Long‑term care is getting help, help that is clearly needed. We are seeing that the epicentre of this pandemic is in Quebec's long-term care homes and in long-term care centres across the country. In these places, we are seeing thousands of deaths resulting from a lack of rules aimed at reinforcing standards of care provided there.
Our seniors deserve better in all the services they receive. A billion is not much when we look at what the government has done since this crisis began. From the beginning, we have seen the government offer $750 billion to Canada's major banks. Government members will say that this liquidity support is not just coming from the government, but from a number of sources. The fact remains that in the few days when the pandemic hit hardest in March, the government had to act quickly, and its first act was to provide $750 billion to Canada's major banks. The government's first instinct was to say that it needed to come to the aid of Canada's banks, and it made $750 billion available to that sector.

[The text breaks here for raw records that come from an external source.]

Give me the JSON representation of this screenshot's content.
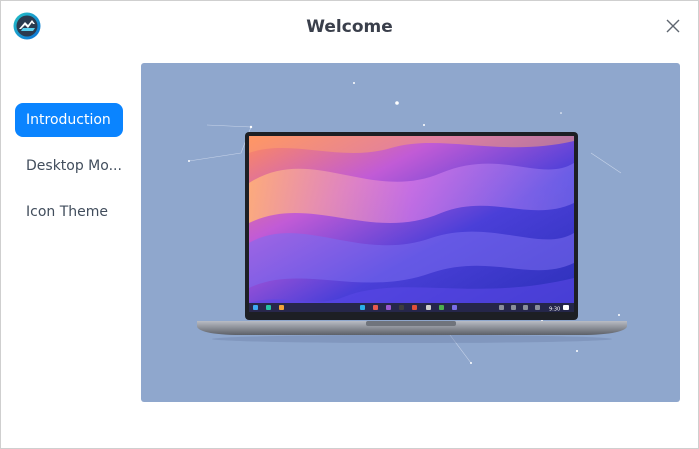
{
  "window": {
    "title": "Welcome",
    "app_icon": "deepin-logo-icon",
    "close_icon": "close-icon"
  },
  "sidebar": {
    "items": [
      {
        "label": "Introduction",
        "active": true
      },
      {
        "label": "Desktop Mo...",
        "active": false
      },
      {
        "label": "Icon Theme",
        "active": false
      }
    ]
  },
  "preview": {
    "image": "laptop-with-wallpaper-illustration",
    "taskbar_clock": "9:30"
  },
  "colors": {
    "accent": "#0a84ff",
    "preview_background": "#8fa7cd",
    "title_text": "#3a3f4b"
  }
}
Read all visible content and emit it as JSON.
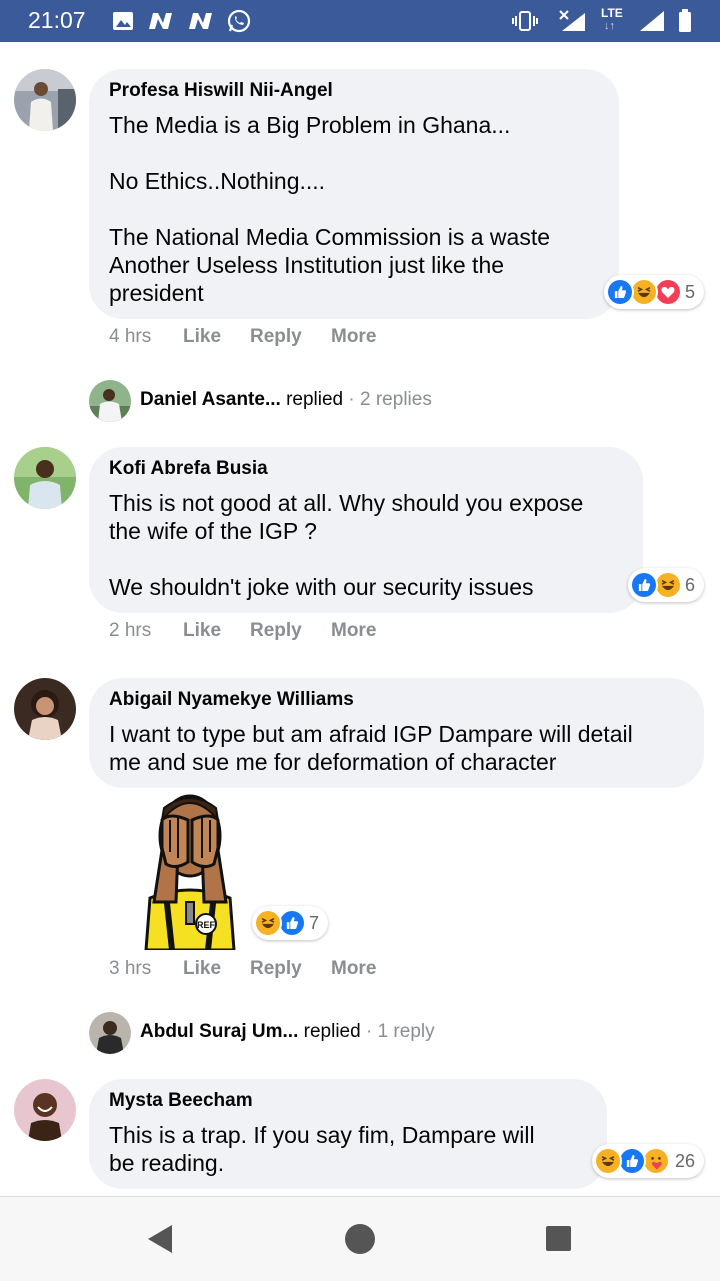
{
  "status_bar": {
    "time": "21:07",
    "notification_icons": [
      "gallery-icon",
      "n-icon",
      "n-icon",
      "whatsapp-icon"
    ],
    "network_label": "LTE",
    "system_icons": [
      "vibrate-icon",
      "no-signal-icon",
      "signal-icon",
      "battery-icon"
    ]
  },
  "comments": [
    {
      "author": "Profesa Hiswill Nii-Angel",
      "text": "The Media is a Big Problem in Ghana...\n\nNo Ethics..Nothing....\n\nThe National Media Commission is a waste\nAnother Useless Institution just like the\npresident",
      "time": "4 hrs",
      "reactions": [
        "like",
        "haha",
        "love"
      ],
      "reaction_count": "5"
    },
    {
      "author": "Kofi Abrefa Busia",
      "text": "This is not good at all. Why should you expose\nthe wife of the IGP ?\n\nWe shouldn't joke with our security issues",
      "time": "2 hrs",
      "reactions": [
        "like",
        "haha"
      ],
      "reaction_count": "6"
    },
    {
      "author": "Abigail Nyamekye Williams",
      "text": "I want to type but am afraid IGP Dampare will detail\nme and sue me for deformation of character",
      "time": "3 hrs",
      "reactions": [
        "haha",
        "like"
      ],
      "reaction_count": "7",
      "sticker_label": "REF"
    },
    {
      "author": "Mysta Beecham",
      "text": "This is a trap. If you say fim, Dampare will\nbe reading.",
      "reactions": [
        "haha",
        "like",
        "care"
      ],
      "reaction_count": "26"
    }
  ],
  "reply_threads": [
    {
      "name": "Daniel Asante...",
      "verb": "replied",
      "count": "· 2 replies"
    },
    {
      "name": "Abdul Suraj Um...",
      "verb": "replied",
      "count": "· 1 reply"
    }
  ],
  "actions": {
    "like": "Like",
    "reply": "Reply",
    "more": "More"
  },
  "colors": {
    "status_bar": "#3b5a9a",
    "bubble": "#f0f2f5",
    "meta_text": "#8a8d91",
    "like_blue": "#1877f2",
    "haha_yellow": "#f7b125",
    "love_red": "#f33e58"
  },
  "nav_bar": {
    "buttons": [
      "back-icon",
      "home-icon",
      "recents-icon"
    ]
  }
}
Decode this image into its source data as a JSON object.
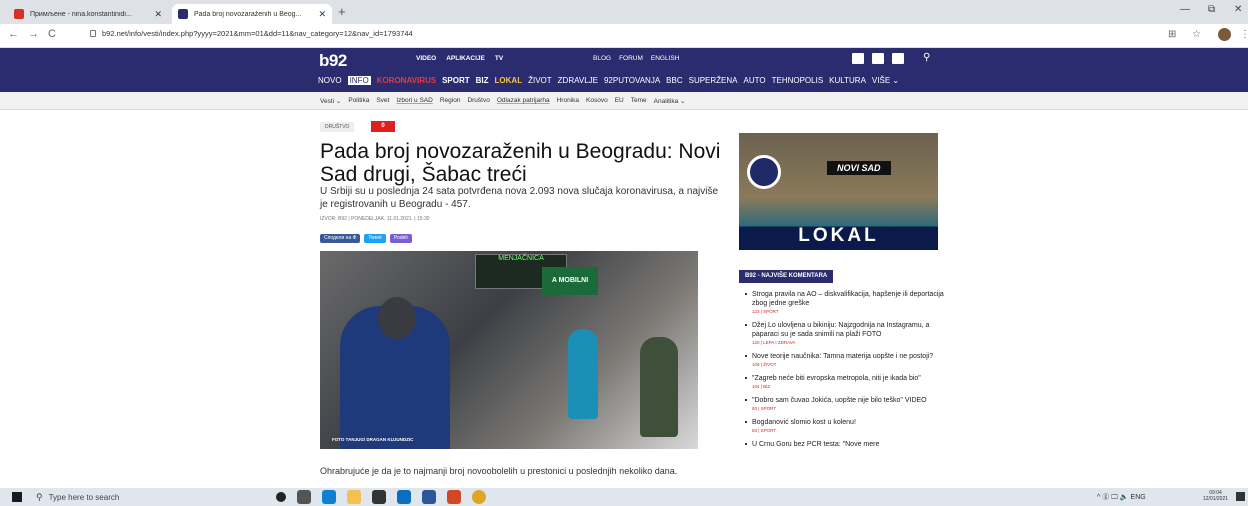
{
  "browser": {
    "tabs": [
      {
        "title": "Примљене - nina.konstantinidi..."
      },
      {
        "title": "Pada broj novozaraženih u Beog..."
      }
    ],
    "new_tab": "+",
    "url": "b92.net/info/vesti/index.php?yyyy=2021&mm=01&dd=11&nav_category=12&nav_id=1793744",
    "back": "←",
    "forward": "→",
    "reload": "C",
    "minimize": "—",
    "restore": "⧉",
    "close": "✕",
    "star": "☆",
    "more": "⋮",
    "translate": "⊞"
  },
  "site": {
    "logo": "b92",
    "top_links": [
      "VIDEO",
      "APLIKACIJE",
      "TV"
    ],
    "top_links2": [
      "BLOG",
      "FORUM",
      "ENGLISH"
    ],
    "categories": [
      "NOVO",
      "INFO",
      "KORONAVIRUS",
      "SPORT",
      "BIZ",
      "LOKAL",
      "ŽIVOT",
      "ZDRAVLJE",
      "92PUTOVANJA",
      "BBC",
      "SUPERŽENA",
      "AUTO",
      "TEHNOPOLIS",
      "KULTURA",
      "VIŠE ⌄"
    ],
    "subnav": [
      "Vesti ⌄",
      "Politika",
      "Svet",
      "Izbori u SAD",
      "Region",
      "Društvo",
      "Odlazak patrijarha",
      "Hronika",
      "Kosovo",
      "EU",
      "Teme",
      "Analitika ⌄"
    ]
  },
  "article": {
    "tag": "DRUŠTVO",
    "comments": "0",
    "headline": "Pada broj novozaraženih u Beogradu: Novi Sad drugi, Šabac treći",
    "lead": "U Srbiji su u poslednja 24 sata potvrđena nova 2.093 nova slučaja koronavirusa, a najviše je registrovanih u Beogradu - 457.",
    "meta": "IZVOR: B92 | PONEDELJAK, 11.01.2021. | 15:30",
    "share": [
      "Сподели на Ф",
      "Tweet",
      "Podeli"
    ],
    "photo_credit": "FOTO TANJUG/ DRAGAN KUJUNDZIC",
    "photo_sign": "MENJAČNICA",
    "photo_sign2": "A MOBILNI",
    "body": "Ohrabrujuće je da je to najmanji broj novoobolelih u prestonici u poslednjih nekoliko dana."
  },
  "sidebar": {
    "ad_city": "NOVI SAD",
    "ad_brand": "LOKAL",
    "section_title": "B92 - NAJVIŠE KOMENTARA",
    "items": [
      {
        "title": "Stroga pravila na AO – diskvalifikacija, hapšenje ili deportacija zbog jedne greške",
        "meta": "123 | SPORT"
      },
      {
        "title": "Džej Lo ulovljena u bikiniju: Najzgodnija na Instagramu, a paparaci su je sada snimili na plaži FOTO",
        "meta": "120 | LEPA I ZDRAVA"
      },
      {
        "title": "Nove teorije naučnika: Tamna materija uopšte i ne postoji?",
        "meta": "109 | ŽIVOT"
      },
      {
        "title": "\"Zagreb neće biti evropska metropola, niti je ikada bio\"",
        "meta": "104 | BIZ"
      },
      {
        "title": "\"Dobro sam čuvao Jokića, uopšte nije bilo teško\" VIDEO",
        "meta": "93 | SPORT"
      },
      {
        "title": "Bogdanović slomio kost u kolenu!",
        "meta": "83 | SPORT"
      },
      {
        "title": "U Crnu Goru bez PCR testa: \"Nove mere",
        "meta": ""
      }
    ]
  },
  "taskbar": {
    "search_placeholder": "Type here to search",
    "tray": "^ ⓖ 🖵 🔈 ENG",
    "time": "09:04",
    "date": "12/01/2021"
  }
}
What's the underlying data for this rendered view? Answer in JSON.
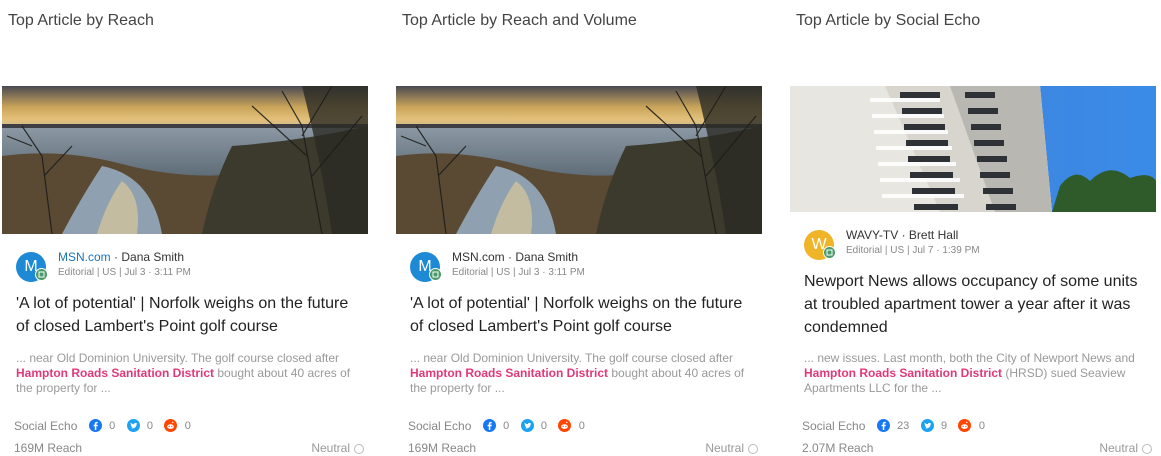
{
  "columns": [
    {
      "title": "Top Article by Reach",
      "image": "lake-sunset-photo",
      "source": {
        "avatar_letter": "M",
        "avatar_color": "#1e8ad6",
        "outlet": "MSN.com",
        "separator": "·",
        "author": "Dana Smith",
        "meta": "Editorial | US | Jul 3 · 3:11 PM"
      },
      "headline": "'A lot of potential' | Norfolk weighs on the future of closed Lambert's Point golf course",
      "snippet": {
        "before": "... near Old Dominion University. The golf course closed after ",
        "highlight": "Hampton Roads Sanitation District",
        "after": " bought about 40 acres of the property for ..."
      },
      "social": {
        "label": "Social Echo",
        "facebook": "0",
        "twitter": "0",
        "reddit": "0"
      },
      "reach": "169M Reach",
      "sentiment": "Neutral"
    },
    {
      "title": "Top Article by Reach and Volume",
      "image": "lake-sunset-photo",
      "source": {
        "avatar_letter": "M",
        "avatar_color": "#1e8ad6",
        "outlet": "MSN.com",
        "separator": "·",
        "author": "Dana Smith",
        "meta": "Editorial | US | Jul 3 · 3:11 PM"
      },
      "headline": "'A lot of potential' | Norfolk weighs on the future of closed Lambert's Point golf course",
      "snippet": {
        "before": "... near Old Dominion University. The golf course closed after ",
        "highlight": "Hampton Roads Sanitation District",
        "after": " bought about 40 acres of the property for ..."
      },
      "social": {
        "label": "Social Echo",
        "facebook": "0",
        "twitter": "0",
        "reddit": "0"
      },
      "reach": "169M Reach",
      "sentiment": "Neutral"
    },
    {
      "title": "Top Article by Social Echo",
      "image": "apartment-tower-photo",
      "source": {
        "avatar_letter": "W",
        "avatar_color": "#f0b429",
        "outlet": "WAVY-TV",
        "separator": "·",
        "author": "Brett Hall",
        "meta": "Editorial | US | Jul 7 · 1:39 PM"
      },
      "headline": "Newport News allows occupancy of some units at troubled apartment tower a year after it was condemned",
      "snippet": {
        "before": "... new issues. Last month, both the City of Newport News and ",
        "highlight": "Hampton Roads Sanitation District",
        "after": " (HRSD) sued Seaview Apartments LLC for the ..."
      },
      "social": {
        "label": "Social Echo",
        "facebook": "23",
        "twitter": "9",
        "reddit": "0"
      },
      "reach": "2.07M Reach",
      "sentiment": "Neutral"
    }
  ],
  "colors": {
    "facebook": "#1877f2",
    "twitter": "#1da1f2",
    "reddit": "#ff4500",
    "highlight": "#e0397a",
    "outlet_link": "#1a73b8"
  }
}
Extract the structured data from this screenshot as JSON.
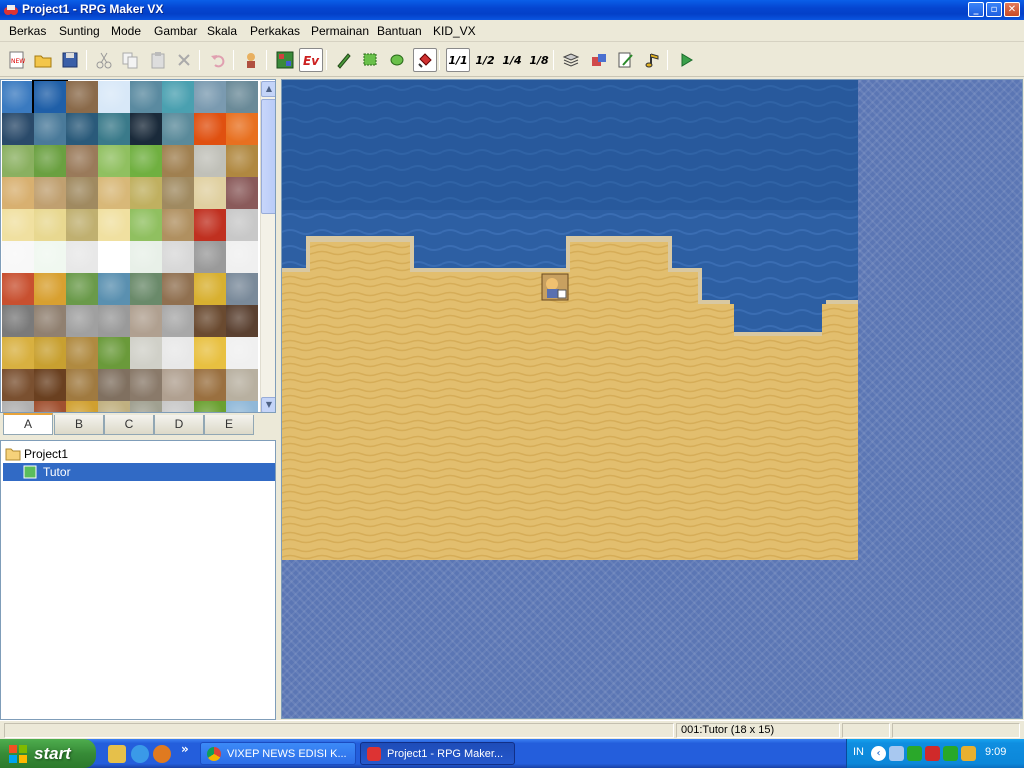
{
  "window": {
    "title": "Project1 - RPG Maker VX",
    "controls": [
      "minimize",
      "maximize",
      "close"
    ]
  },
  "menu": {
    "items": [
      "Berkas",
      "Sunting",
      "Mode",
      "Gambar",
      "Skala",
      "Perkakas",
      "Permainan",
      "Bantuan",
      "KID_VX"
    ]
  },
  "toolbar": {
    "buttons": [
      "new",
      "open",
      "save",
      "cut",
      "copy",
      "paste",
      "delete",
      "undo",
      "character",
      "map-layer",
      "event-layer",
      "pencil",
      "rectangle",
      "ellipse",
      "flood-fill",
      "scale-1-1",
      "scale-1-2",
      "scale-1-4",
      "scale-1-8",
      "database",
      "resource-manager",
      "script-editor",
      "sound-test",
      "playtest"
    ],
    "scale_labels": [
      "1/1",
      "1/2",
      "1/4",
      "1/8"
    ],
    "new_label": "NEW",
    "event_label": "Ev",
    "pressed": [
      "event-layer",
      "flood-fill",
      "scale-1-1"
    ]
  },
  "tileset": {
    "tabs": [
      "A",
      "B",
      "C",
      "D",
      "E"
    ],
    "active_tab": "A"
  },
  "map_tree": {
    "items": [
      {
        "label": "Project1",
        "type": "project"
      },
      {
        "label": "Tutor",
        "type": "map",
        "selected": true
      }
    ]
  },
  "map": {
    "name": "Tutor",
    "width_tiles": 18,
    "height_tiles": 15
  },
  "statusbar": {
    "map_info": "001:Tutor (18 x 15)"
  },
  "taskbar": {
    "start_label": "start",
    "overflow_label": "»",
    "tasks": [
      {
        "label": "VIXEP NEWS EDISI K...",
        "active": false
      },
      {
        "label": "Project1 - RPG Maker...",
        "active": true
      }
    ],
    "language": "IN",
    "clock": "9:09"
  },
  "colors": {
    "water": "#2d5fa3",
    "sand": "#e2be6e",
    "void": "#5b76b4",
    "selection": "#316ac5"
  }
}
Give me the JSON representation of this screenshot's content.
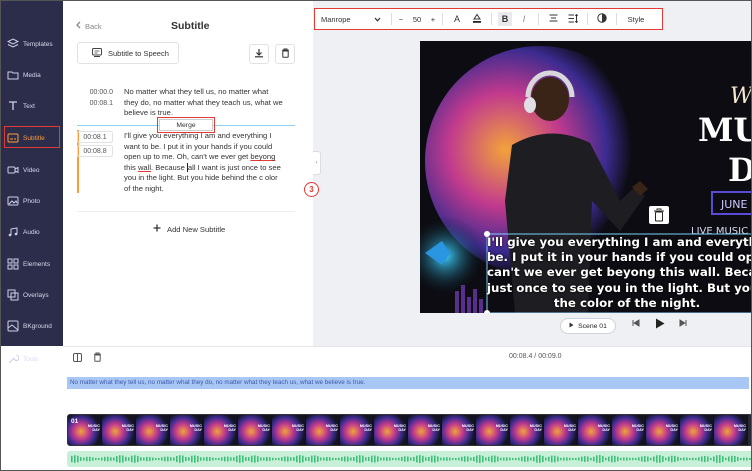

If all the expenditures under this bill are spent, seniors will receive just under $1 billion. The ratio is 750 to one: $1 billion for Canada's seniors, who have died by the thousands during this pandemic, but $750 billion for the banking sector, which has already made $30 billion in profits since the pandemic began. What message is the government sending by throwing so much money at Canada's big banks? Is that our priority?
Meanwhile, this bill has only crumbs to offer, and that includes the Canada child benefit. Yes, $100 a month certainly helps, but what is really needed right away is a $2-billion investment to lay the foundation for a national child care system. The unemployment rate continues to rise, and economic difficulties have existed since before the pandemic. Canadian families already had, on average, the highest level of family debt among the most industrialized countries as a result of policies put in place by previous Conservative and Liberal governments. The government could have done better, much better, and been bold enough to do more than simply offer $100 a month to families struggling to keep their homes and put food on the table.
The bill also mentions student loans. The government is suspending student loan interest payments. However, students trying to get through this crisis as best they can still have to repay their student loans. Even if interest rates are lower, the amount of the loans are minimal when we think of all the difficulties they are experiencing. Just compare the amount of student loan interest that has been suspended with the $750 billion in liquidity supports given to major Canadian banks.
With respect to pharmacare, next month we will have the opportunity to vote on Bill C-213, which will establish the legal framework for pharmacare. I must say that we are seeing strong support for this bill across the country. As a Bloc Québécois member mentioned, dozens of Quebec municipalities have just expressed support for this bill, which will establish a universal pharmacare plan that all Canadians will be able to access. Unions in Quebec and across Canada are also calling for a plan that will leave no one behind.
With the pandemic, we are talking about tens of millions of people who do not have access to a pharmacare program, either because they lost their job or because they do not have access to a protection plan through their employer. Bill C‑14 could have included certain aspects that the NDP will bring forward during the vote in Parliament next month, but right now, that too is being left out.
I know that my time is nearly up, but I would like to say that the most disappointing thing about this bill, even though some aspects are rather positive, is the government's lack of ambition at a time when Canadians are going through an unprecedented crisis.